● INSTRUCTIONS FOR THE TASK:
Count every line in the data below where "theguardian" occurs, then state that number and nothing more.

● DATA EXTRACTS:
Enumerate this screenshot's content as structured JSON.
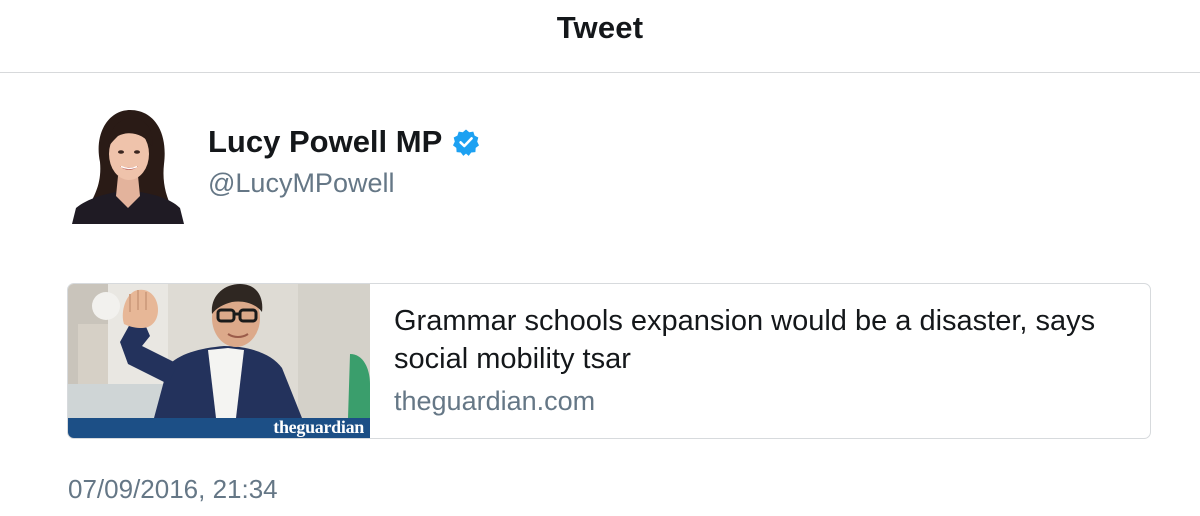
{
  "header": {
    "title": "Tweet"
  },
  "author": {
    "display_name": "Lucy Powell MP",
    "handle": "@LucyMPowell",
    "verified": true,
    "verified_icon": "verified-badge-icon",
    "avatar_icon": "profile-photo"
  },
  "link_card": {
    "title": "Grammar schools expansion would be a disaster, says social mobility tsar",
    "domain": "theguardian.com",
    "image_logo_text": "theguardian"
  },
  "tweet": {
    "timestamp": "07/09/2016, 21:34"
  },
  "colors": {
    "text_primary": "#14171a",
    "text_secondary": "#657786",
    "verified_blue": "#1da1f2",
    "guardian_blue": "#1c4f86",
    "divider": "#d7d9db"
  }
}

● RESPONSE AREA:
2